==== INFORMATION PROVIDED

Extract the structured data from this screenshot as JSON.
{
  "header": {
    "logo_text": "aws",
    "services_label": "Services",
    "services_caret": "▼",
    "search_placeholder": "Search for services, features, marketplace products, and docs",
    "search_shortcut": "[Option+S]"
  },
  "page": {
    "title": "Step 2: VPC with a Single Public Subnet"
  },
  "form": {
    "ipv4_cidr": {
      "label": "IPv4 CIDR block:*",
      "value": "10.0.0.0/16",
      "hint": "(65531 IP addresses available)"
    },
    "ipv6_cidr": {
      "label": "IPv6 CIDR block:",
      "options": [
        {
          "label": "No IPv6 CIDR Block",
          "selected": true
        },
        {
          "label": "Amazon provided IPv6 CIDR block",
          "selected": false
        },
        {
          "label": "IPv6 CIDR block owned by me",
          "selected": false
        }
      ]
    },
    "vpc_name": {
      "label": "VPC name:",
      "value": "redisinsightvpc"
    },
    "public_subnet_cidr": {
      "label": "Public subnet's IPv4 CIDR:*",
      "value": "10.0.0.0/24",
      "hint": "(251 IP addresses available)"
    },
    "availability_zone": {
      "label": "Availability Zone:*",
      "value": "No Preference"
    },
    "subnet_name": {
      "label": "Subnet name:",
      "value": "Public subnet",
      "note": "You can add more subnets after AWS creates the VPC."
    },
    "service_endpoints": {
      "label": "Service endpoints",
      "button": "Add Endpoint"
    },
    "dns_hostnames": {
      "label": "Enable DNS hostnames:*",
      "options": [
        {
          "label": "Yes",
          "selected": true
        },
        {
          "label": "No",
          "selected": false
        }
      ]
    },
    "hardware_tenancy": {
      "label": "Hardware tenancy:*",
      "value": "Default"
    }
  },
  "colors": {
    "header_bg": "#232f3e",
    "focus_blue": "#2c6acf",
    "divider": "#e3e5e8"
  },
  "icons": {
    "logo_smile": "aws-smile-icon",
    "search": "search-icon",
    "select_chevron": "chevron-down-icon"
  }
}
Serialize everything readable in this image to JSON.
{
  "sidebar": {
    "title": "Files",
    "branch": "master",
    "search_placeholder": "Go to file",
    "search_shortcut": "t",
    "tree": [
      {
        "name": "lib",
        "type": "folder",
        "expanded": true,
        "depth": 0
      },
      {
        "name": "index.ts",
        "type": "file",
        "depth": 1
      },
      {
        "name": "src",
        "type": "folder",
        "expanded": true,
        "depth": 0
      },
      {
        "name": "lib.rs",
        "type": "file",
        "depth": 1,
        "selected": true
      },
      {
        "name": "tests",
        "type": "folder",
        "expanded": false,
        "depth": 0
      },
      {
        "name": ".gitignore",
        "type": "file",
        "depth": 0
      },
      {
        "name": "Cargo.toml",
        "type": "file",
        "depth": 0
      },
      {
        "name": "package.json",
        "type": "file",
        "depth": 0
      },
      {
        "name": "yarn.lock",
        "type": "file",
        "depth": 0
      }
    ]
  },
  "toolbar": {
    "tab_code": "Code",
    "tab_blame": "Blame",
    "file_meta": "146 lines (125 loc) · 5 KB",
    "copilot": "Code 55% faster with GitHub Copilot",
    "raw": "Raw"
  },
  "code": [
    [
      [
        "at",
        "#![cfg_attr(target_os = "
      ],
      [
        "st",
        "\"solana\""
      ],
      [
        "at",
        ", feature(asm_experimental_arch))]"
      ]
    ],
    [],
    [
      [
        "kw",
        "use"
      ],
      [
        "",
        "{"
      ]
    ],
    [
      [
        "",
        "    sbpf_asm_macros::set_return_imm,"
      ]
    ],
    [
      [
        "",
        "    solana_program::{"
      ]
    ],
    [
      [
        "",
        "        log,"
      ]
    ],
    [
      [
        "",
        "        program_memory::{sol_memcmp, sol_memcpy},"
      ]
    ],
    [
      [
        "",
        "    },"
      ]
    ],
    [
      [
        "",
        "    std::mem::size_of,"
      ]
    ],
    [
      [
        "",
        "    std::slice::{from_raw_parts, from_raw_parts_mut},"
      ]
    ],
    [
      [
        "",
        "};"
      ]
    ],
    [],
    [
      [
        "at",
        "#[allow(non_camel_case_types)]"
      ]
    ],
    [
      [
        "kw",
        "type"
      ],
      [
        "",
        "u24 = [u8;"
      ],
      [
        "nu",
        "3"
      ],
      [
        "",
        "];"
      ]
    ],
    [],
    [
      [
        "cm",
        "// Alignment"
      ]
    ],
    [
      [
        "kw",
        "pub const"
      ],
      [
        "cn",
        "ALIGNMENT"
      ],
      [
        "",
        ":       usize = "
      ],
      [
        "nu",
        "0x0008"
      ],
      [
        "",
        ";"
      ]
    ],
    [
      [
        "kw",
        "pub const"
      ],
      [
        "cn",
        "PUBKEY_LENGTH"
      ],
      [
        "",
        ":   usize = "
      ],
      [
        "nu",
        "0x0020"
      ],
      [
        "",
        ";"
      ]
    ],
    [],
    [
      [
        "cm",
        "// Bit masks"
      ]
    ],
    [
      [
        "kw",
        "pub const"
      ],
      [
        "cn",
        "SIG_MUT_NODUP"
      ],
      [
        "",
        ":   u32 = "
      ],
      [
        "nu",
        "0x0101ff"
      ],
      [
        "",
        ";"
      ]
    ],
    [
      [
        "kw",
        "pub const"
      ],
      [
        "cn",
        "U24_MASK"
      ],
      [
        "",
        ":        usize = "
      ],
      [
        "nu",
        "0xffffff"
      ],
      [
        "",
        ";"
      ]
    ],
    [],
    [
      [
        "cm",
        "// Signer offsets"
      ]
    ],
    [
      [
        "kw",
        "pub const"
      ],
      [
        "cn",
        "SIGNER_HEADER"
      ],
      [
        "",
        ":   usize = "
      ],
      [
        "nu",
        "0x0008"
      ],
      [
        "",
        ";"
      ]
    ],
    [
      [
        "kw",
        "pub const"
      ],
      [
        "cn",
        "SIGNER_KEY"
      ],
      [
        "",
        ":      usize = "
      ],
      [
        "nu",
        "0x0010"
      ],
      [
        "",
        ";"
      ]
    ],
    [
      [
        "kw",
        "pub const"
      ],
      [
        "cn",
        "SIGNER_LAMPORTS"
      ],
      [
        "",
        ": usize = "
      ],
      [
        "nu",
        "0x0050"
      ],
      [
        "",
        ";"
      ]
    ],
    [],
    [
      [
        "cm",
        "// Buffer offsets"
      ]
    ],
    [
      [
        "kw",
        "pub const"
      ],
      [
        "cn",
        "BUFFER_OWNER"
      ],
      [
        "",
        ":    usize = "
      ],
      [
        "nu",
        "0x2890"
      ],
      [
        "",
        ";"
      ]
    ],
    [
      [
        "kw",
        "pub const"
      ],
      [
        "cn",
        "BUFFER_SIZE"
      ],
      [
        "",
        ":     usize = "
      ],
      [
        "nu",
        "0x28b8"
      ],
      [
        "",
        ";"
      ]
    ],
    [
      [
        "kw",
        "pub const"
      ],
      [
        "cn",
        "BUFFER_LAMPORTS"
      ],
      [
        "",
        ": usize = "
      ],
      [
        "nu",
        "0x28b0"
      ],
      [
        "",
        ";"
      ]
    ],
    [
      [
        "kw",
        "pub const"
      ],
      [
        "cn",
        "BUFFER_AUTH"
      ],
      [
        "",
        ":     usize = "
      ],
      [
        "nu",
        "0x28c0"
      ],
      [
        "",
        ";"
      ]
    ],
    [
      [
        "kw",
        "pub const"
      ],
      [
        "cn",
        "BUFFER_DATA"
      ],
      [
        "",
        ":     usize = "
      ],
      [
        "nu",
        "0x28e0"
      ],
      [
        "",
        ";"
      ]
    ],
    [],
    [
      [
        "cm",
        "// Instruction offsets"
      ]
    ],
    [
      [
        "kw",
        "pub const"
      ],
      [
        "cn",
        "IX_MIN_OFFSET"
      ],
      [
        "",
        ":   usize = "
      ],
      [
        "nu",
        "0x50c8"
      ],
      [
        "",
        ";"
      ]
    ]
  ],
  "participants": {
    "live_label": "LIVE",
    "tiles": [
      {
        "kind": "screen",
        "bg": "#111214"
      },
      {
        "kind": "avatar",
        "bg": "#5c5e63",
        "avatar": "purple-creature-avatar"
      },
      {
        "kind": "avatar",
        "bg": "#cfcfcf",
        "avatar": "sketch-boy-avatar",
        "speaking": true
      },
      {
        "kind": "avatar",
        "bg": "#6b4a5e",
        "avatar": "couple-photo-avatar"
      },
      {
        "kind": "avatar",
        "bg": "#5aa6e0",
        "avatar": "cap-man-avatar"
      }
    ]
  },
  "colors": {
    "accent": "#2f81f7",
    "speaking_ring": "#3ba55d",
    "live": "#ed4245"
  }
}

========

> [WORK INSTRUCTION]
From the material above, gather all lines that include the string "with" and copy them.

> [OUTPUT OF THE EXERCISE]
    "title": "Step 2: VPC with a Single Public Subnet"
    "copilot": "Code 55% faster with GitHub Copilot",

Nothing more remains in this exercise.